> [Provided entries]
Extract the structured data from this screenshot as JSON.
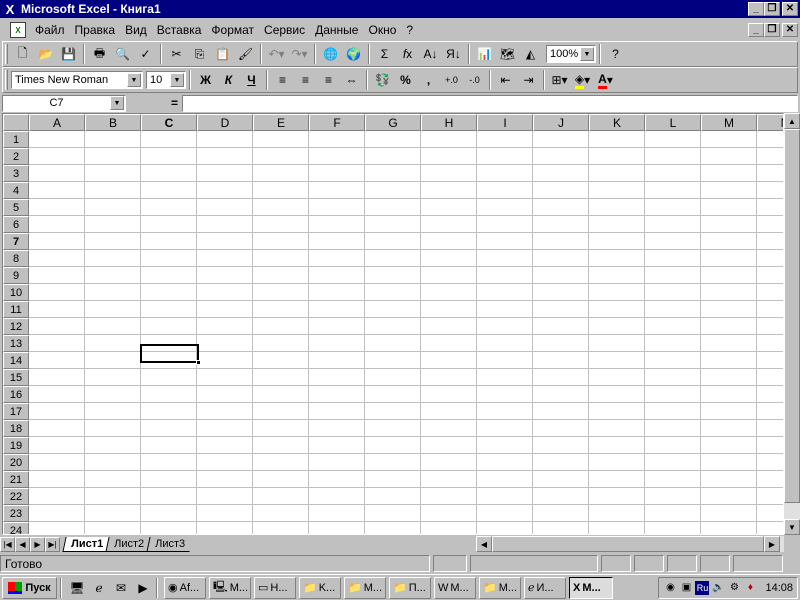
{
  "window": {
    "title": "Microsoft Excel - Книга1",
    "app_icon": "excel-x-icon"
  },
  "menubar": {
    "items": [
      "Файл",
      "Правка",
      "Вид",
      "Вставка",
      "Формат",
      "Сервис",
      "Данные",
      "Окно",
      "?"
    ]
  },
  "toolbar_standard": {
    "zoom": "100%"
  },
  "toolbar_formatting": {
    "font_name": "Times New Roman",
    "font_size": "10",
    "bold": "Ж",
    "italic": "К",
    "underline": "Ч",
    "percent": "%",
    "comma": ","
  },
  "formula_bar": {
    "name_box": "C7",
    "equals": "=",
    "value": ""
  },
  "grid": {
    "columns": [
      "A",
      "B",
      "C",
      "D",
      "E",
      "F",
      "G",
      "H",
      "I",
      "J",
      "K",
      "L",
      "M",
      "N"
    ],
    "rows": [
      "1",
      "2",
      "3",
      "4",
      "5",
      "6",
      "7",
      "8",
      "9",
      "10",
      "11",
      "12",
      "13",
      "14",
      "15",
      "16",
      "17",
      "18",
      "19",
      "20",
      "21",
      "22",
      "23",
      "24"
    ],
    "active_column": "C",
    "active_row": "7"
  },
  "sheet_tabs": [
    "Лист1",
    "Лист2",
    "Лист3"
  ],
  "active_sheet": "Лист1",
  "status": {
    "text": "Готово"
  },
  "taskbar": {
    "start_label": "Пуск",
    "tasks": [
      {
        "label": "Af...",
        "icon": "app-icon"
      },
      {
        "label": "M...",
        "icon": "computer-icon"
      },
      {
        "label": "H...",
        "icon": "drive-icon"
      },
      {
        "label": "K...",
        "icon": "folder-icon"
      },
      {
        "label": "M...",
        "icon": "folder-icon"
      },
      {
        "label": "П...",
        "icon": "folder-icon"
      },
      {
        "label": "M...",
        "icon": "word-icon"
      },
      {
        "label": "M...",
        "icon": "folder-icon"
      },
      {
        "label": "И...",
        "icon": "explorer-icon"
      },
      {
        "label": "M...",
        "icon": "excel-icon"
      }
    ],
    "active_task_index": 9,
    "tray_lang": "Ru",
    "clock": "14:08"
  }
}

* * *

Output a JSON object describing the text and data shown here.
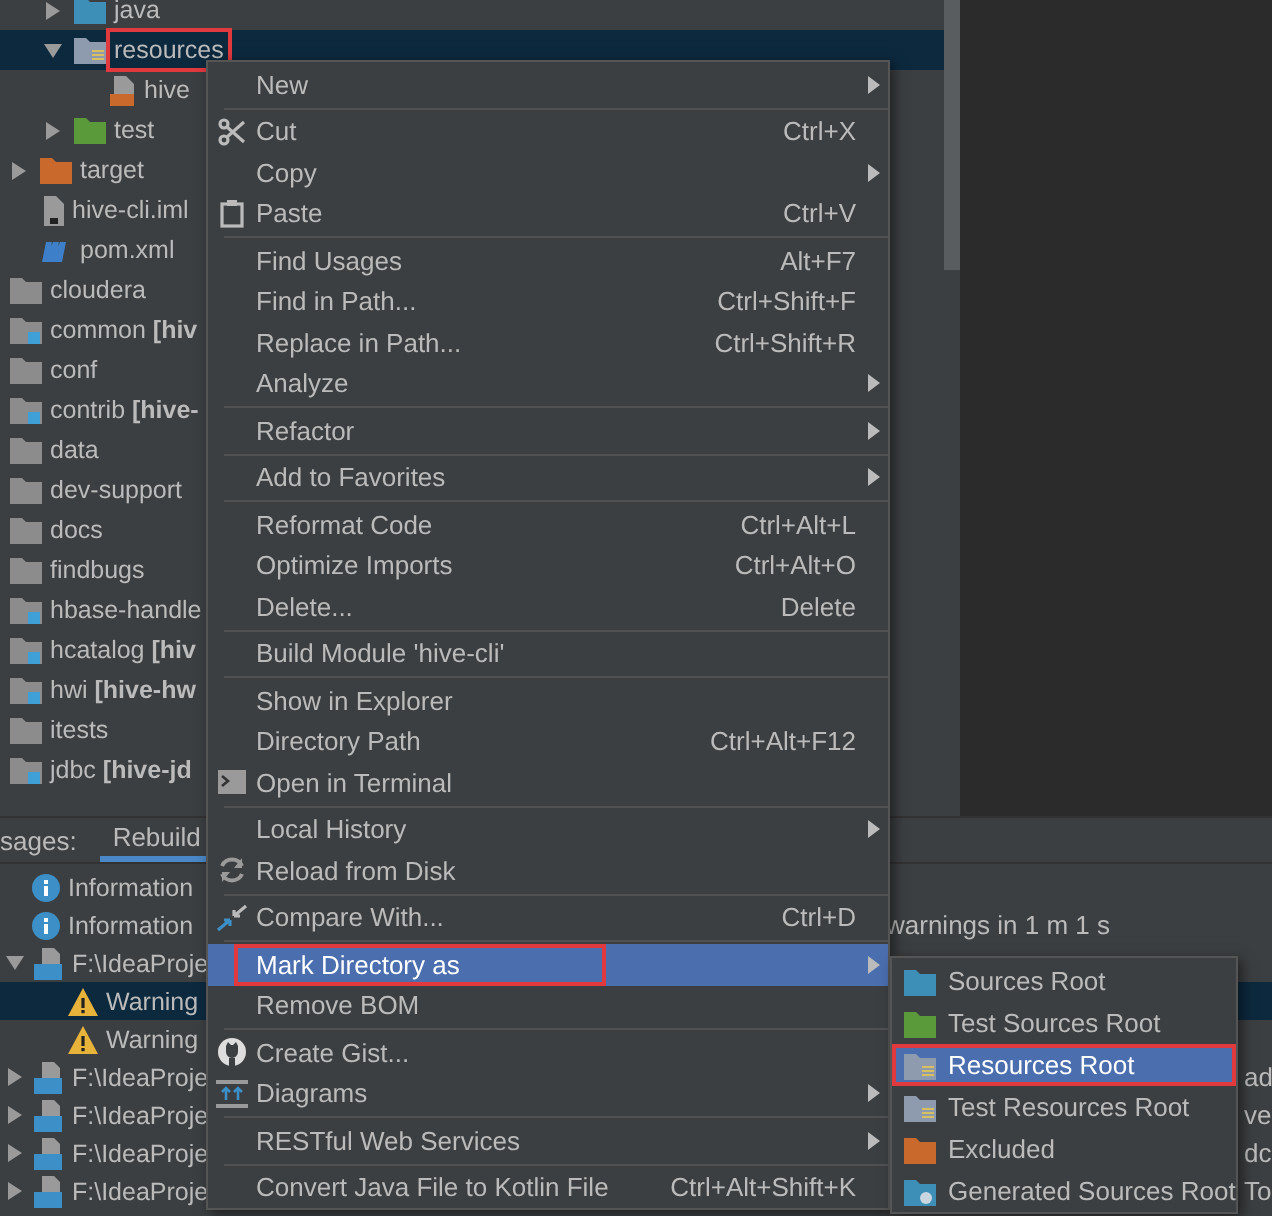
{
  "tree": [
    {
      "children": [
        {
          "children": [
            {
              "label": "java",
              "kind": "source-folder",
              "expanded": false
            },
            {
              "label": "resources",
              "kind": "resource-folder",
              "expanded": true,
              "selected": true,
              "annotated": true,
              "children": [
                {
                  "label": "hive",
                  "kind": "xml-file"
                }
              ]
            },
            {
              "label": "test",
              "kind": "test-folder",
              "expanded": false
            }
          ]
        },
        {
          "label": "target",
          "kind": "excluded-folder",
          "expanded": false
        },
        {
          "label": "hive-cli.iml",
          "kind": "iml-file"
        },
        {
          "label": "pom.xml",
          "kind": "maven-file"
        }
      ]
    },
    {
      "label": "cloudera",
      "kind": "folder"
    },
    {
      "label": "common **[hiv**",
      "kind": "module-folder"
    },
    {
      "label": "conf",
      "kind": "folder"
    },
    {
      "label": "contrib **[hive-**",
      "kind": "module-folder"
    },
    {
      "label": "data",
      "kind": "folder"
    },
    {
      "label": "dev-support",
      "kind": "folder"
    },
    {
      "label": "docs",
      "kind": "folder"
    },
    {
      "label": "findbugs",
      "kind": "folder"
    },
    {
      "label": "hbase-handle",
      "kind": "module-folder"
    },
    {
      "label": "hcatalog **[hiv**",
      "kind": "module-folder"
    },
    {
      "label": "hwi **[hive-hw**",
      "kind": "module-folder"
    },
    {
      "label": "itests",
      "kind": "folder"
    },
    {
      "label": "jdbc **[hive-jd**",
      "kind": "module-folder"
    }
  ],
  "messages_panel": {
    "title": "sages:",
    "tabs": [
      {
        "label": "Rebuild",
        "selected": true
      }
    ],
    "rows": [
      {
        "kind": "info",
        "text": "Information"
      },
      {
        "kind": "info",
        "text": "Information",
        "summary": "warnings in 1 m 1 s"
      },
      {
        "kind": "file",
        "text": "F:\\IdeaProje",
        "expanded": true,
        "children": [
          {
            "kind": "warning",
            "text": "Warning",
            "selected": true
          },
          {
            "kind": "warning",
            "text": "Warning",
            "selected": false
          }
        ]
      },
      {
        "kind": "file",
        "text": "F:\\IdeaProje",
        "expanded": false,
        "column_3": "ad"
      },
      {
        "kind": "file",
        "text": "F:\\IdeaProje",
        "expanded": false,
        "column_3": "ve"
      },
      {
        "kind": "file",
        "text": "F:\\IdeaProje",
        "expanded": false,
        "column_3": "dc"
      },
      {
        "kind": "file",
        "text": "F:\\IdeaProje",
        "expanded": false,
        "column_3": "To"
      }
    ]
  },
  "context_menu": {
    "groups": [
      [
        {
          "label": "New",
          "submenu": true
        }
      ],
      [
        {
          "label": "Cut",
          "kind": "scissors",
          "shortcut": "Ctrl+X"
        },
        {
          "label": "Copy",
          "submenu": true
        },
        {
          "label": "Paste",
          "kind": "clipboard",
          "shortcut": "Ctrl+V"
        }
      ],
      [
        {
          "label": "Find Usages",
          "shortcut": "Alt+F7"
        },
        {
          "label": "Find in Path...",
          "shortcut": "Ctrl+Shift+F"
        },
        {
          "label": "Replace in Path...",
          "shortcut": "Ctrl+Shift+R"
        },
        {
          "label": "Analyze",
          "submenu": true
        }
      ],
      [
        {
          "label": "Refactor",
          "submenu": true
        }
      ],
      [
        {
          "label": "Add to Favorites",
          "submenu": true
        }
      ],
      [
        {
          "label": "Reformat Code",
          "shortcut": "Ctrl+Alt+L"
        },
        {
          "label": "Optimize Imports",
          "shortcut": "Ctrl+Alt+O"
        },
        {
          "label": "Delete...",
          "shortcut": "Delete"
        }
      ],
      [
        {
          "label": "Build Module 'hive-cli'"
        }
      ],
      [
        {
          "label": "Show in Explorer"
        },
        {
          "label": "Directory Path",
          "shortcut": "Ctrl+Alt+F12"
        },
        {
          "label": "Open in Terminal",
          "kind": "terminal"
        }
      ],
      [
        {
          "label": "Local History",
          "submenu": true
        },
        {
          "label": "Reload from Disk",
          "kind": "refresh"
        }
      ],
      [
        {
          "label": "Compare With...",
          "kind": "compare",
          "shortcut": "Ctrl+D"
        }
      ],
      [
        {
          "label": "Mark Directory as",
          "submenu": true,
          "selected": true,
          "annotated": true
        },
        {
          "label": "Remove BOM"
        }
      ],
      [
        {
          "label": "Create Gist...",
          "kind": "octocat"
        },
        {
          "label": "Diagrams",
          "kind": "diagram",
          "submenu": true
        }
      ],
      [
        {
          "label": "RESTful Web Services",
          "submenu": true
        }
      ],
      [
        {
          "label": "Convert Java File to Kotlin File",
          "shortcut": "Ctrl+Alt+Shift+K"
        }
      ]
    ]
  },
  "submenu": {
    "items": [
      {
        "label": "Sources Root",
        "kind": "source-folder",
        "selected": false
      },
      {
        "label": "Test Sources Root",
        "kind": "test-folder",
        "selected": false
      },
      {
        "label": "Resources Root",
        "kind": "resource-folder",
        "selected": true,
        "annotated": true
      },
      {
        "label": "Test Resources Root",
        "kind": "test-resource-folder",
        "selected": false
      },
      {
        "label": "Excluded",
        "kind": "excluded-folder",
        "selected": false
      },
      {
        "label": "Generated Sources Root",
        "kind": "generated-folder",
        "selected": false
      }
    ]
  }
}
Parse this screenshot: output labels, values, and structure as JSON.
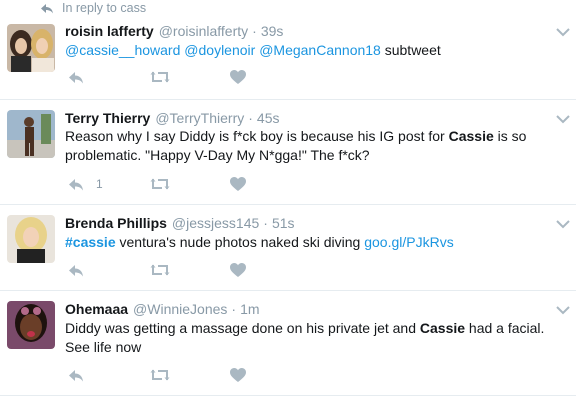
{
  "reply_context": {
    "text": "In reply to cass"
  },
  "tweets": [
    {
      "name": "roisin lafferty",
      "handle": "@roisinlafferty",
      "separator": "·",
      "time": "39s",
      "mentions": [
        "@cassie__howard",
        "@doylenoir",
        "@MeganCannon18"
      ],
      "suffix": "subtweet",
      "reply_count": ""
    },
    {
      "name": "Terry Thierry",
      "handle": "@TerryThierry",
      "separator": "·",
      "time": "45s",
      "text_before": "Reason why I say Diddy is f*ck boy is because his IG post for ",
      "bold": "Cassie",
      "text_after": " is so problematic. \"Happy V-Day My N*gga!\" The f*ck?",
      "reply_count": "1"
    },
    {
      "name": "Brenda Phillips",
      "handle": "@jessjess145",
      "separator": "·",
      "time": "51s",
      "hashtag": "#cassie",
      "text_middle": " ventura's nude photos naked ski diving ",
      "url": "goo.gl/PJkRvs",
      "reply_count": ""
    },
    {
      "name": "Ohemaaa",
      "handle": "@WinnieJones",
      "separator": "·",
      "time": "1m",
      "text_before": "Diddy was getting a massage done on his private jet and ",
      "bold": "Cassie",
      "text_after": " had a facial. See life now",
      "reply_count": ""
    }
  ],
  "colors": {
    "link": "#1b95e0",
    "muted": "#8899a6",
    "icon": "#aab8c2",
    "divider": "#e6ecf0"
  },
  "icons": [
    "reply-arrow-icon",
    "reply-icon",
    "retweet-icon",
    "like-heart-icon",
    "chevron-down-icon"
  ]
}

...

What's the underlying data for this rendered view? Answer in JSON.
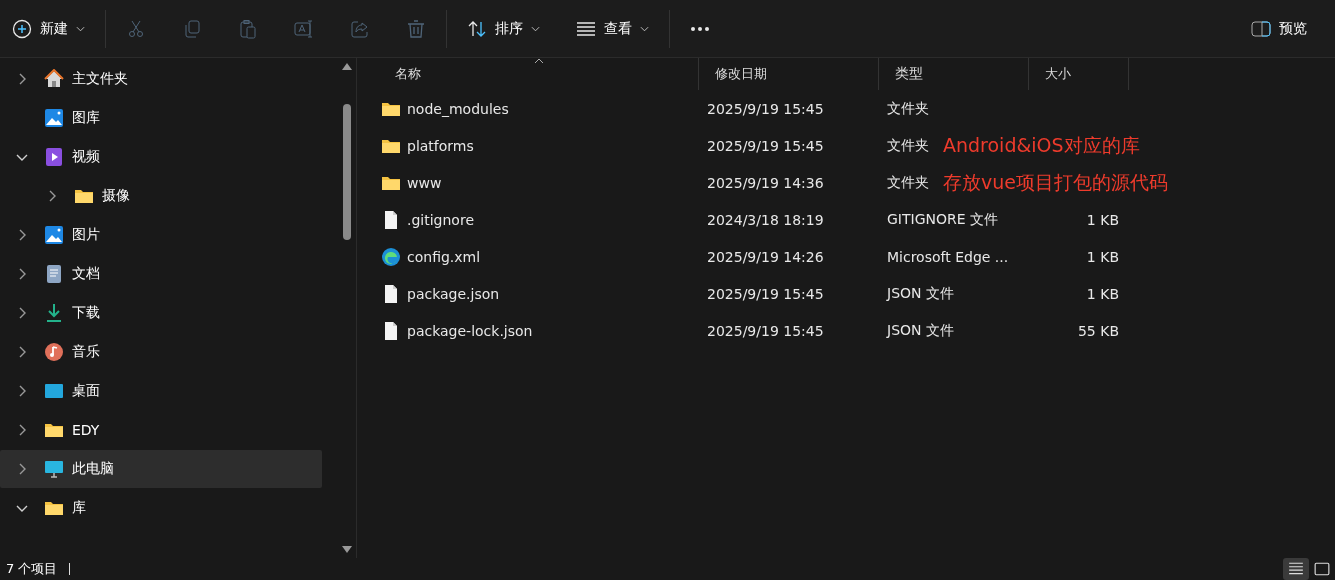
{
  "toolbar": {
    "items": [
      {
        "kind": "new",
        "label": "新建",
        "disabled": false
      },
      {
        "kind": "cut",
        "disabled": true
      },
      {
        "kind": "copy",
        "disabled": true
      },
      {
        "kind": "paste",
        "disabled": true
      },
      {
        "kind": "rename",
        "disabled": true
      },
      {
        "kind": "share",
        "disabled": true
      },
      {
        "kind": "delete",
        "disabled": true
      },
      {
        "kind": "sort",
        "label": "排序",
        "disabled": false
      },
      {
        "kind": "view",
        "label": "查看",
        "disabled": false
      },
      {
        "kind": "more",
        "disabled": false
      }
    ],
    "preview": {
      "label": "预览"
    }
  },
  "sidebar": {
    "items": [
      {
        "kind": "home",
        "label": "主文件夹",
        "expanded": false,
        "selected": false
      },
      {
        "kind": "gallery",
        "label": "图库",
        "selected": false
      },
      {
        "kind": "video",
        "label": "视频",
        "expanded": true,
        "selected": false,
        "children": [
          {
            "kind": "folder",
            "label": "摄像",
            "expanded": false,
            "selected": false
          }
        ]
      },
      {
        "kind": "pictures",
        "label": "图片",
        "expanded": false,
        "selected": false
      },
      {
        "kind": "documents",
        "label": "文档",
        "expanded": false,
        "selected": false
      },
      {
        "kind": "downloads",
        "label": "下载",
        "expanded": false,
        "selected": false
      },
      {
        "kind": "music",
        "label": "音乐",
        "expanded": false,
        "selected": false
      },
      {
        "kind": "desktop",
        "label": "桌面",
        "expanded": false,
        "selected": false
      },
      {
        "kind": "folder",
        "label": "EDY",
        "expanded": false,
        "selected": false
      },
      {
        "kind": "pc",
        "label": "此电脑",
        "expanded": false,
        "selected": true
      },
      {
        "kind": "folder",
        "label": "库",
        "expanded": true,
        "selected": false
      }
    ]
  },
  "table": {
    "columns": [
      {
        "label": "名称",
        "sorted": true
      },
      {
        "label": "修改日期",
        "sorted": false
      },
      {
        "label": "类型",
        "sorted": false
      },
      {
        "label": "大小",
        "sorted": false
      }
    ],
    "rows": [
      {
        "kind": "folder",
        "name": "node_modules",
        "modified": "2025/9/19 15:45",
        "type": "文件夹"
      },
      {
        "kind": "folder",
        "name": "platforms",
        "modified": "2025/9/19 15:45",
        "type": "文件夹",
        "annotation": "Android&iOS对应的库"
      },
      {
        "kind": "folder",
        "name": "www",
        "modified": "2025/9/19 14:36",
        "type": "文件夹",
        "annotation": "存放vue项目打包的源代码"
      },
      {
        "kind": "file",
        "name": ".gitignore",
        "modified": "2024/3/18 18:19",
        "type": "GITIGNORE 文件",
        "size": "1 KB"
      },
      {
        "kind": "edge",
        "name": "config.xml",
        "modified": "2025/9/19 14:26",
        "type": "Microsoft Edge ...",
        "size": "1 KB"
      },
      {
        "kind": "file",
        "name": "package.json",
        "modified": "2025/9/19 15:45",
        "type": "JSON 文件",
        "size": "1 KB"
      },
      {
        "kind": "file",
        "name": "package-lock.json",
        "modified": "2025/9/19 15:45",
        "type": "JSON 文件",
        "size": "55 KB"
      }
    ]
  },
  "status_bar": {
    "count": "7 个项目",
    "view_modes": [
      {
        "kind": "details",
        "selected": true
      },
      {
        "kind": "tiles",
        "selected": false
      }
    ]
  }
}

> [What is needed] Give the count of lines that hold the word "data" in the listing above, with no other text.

> [Your response] 4